Newspaper article The Christian Science Monitor
THE WORLD FROM.Sydney with End of Cold War, Australia Explores 'Middle Power' Role as Coalition Builder on Key Issues
WHAT role do middle powers play in the New World Order? The answer in Australia's case, is that of a facilitator, a coalition builder of like-minded nations.
In recent months, "kangaroo diplomacy" has had some success. For example, Australia, working with Indonesia and the five permanent members (the United States, France, China, Britain, and the Soviet Union) of the United Nations Security Council, has helped to bring together the four warring Cambodian factions. Not being a central player in the conflict, Australia was able to talk to all sides.
"By sheer persistence, and the devotion of personnel and resources, Australia came up with the germ of the proposal adopted by the United Nations and translated into a settlement," says Richard Baker, an analyst with the East-West Center in Honolulu. Australia is also playing a role in the implementation of the peace accord, sending 40 men to help monitor the agreement.
And Australia and France recently headed a coalition of countries signing an international treaty to ban mining in Antarctica. Other coalitions Australia belongs to include: the Cairns Group, which supports free trade in agriculture; Asia Pacific Economic Cooperation (APEC), a forum for Asian and Pacific rim nations; and the Australia Group, 20 industrial exporting countries which meet to try to control the proliferation of chemical weapons.
To be successful, a middle power has to pick its issues carefully.
"There is no prestige or likely result in enthusiastically pursuing ideas which are premature, over-ambitious, or for some other reason unlikely to generate any significant body of support," writes Sen. Gareth Evans, Australian minister for foreign affairs and trade, in a book to be published in November.

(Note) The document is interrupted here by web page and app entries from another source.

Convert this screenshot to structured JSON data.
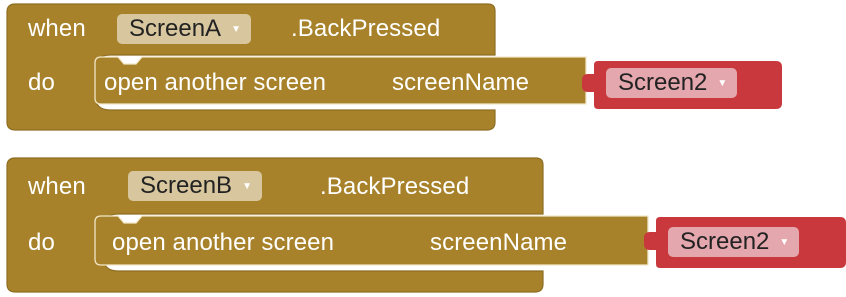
{
  "colors": {
    "event_block": "#a7822a",
    "event_block_edge": "#8e6e22",
    "string_block": "#c8383d",
    "component_dropdown": "#d8c79e",
    "string_dropdown": "#e4a7ad"
  },
  "blocks": [
    {
      "when_label": "when",
      "component": "ScreenA",
      "event": ".BackPressed",
      "do_label": "do",
      "call_label": "open another screen",
      "param_label": "screenName",
      "value": "Screen2"
    },
    {
      "when_label": "when",
      "component": "ScreenB",
      "event": ".BackPressed",
      "do_label": "do",
      "call_label": "open another screen",
      "param_label": "screenName",
      "value": "Screen2"
    }
  ],
  "icons": {
    "dropdown": "triangle-down"
  }
}
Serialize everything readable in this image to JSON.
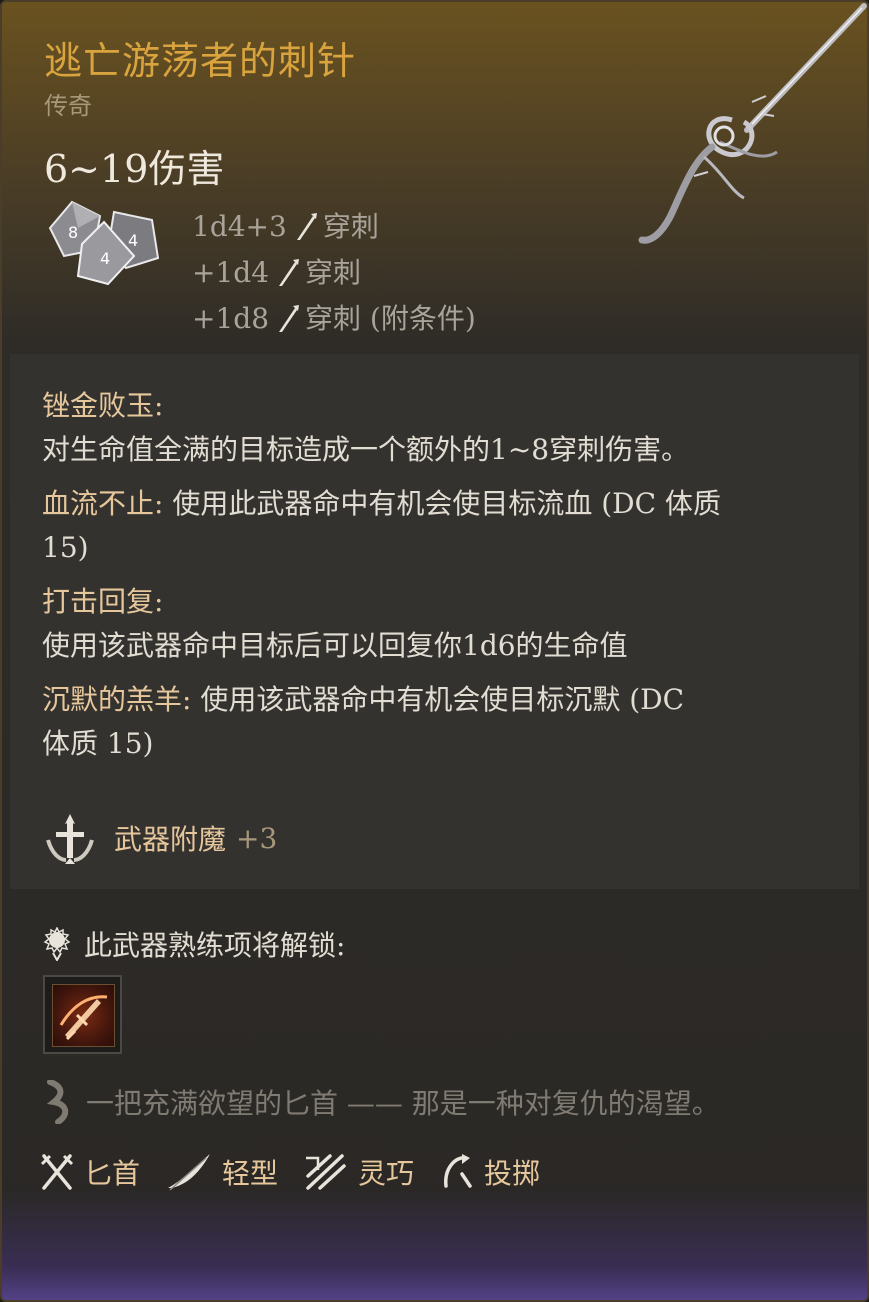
{
  "item": {
    "name": "逃亡游荡者的刺针",
    "rarity": "传奇",
    "damage_total": "6~19伤害",
    "damage_lines": [
      {
        "dice": "1d4+3",
        "type": "穿刺",
        "icon": "piercing-icon"
      },
      {
        "dice": "+1d4",
        "type": "穿刺",
        "icon": "piercing-icon"
      },
      {
        "dice": "+1d8",
        "type": "穿刺 (附条件)",
        "icon": "piercing-icon"
      }
    ],
    "art_icon": "dagger-art"
  },
  "perks": [
    {
      "name": "锉金败玉:",
      "desc": "对生命值全满的目标造成一个额外的1~8穿刺伤害。"
    },
    {
      "name": "血流不止:",
      "desc": " 使用此武器命中有机会使目标流血 (DC 体质 15)"
    },
    {
      "name": "打击回复:",
      "desc": "使用该武器命中目标后可以回复你1d6的生命值"
    },
    {
      "name": "沉默的羔羊:",
      "desc": " 使用该武器命中有机会使目标沉默 (DC 体质 15)"
    }
  ],
  "enchant": {
    "label": "武器附魔",
    "value": "+3",
    "icon": "enchant-icon"
  },
  "proficiency": {
    "header": "此武器熟练项将解锁:",
    "icon": "proficiency-icon",
    "action_icon": "bleed-slash-icon"
  },
  "flavor": {
    "text": "一把充满欲望的匕首 —— 那是一种对复仇的渴望。",
    "icon": "quill-icon"
  },
  "tags": [
    {
      "label": "匕首",
      "icon": "crossed-daggers-icon"
    },
    {
      "label": "轻型",
      "icon": "feather-icon"
    },
    {
      "label": "灵巧",
      "icon": "finesse-icon"
    },
    {
      "label": "投掷",
      "icon": "thrown-icon"
    }
  ],
  "colors": {
    "title": "#d9a33d",
    "perk_name": "#e6c79c",
    "body": "#e2ddd3",
    "muted": "#a8987a"
  }
}
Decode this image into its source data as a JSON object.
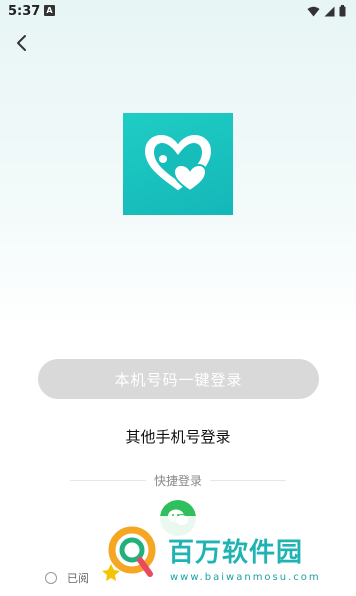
{
  "status_bar": {
    "time": "5:37",
    "notification_letter": "A"
  },
  "main": {
    "one_click_login_label": "本机号码一键登录",
    "other_phone_login_label": "其他手机号登录",
    "quick_login_label": "快捷登录",
    "agreement_text": "已阅"
  },
  "watermark": {
    "title": "百万软件园",
    "url": "www.baiwanmosu.com"
  },
  "icons": {
    "back": "back-arrow-icon",
    "app_logo": "hearts-logo-icon",
    "wechat": "wechat-icon"
  },
  "colors": {
    "brand": "#1fc4c0",
    "button_disabled": "#d9d9d9",
    "wechat": "#2fbf5c"
  }
}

Success also requires the physical capability to network with other countries through a fair number of diplomatic posts. …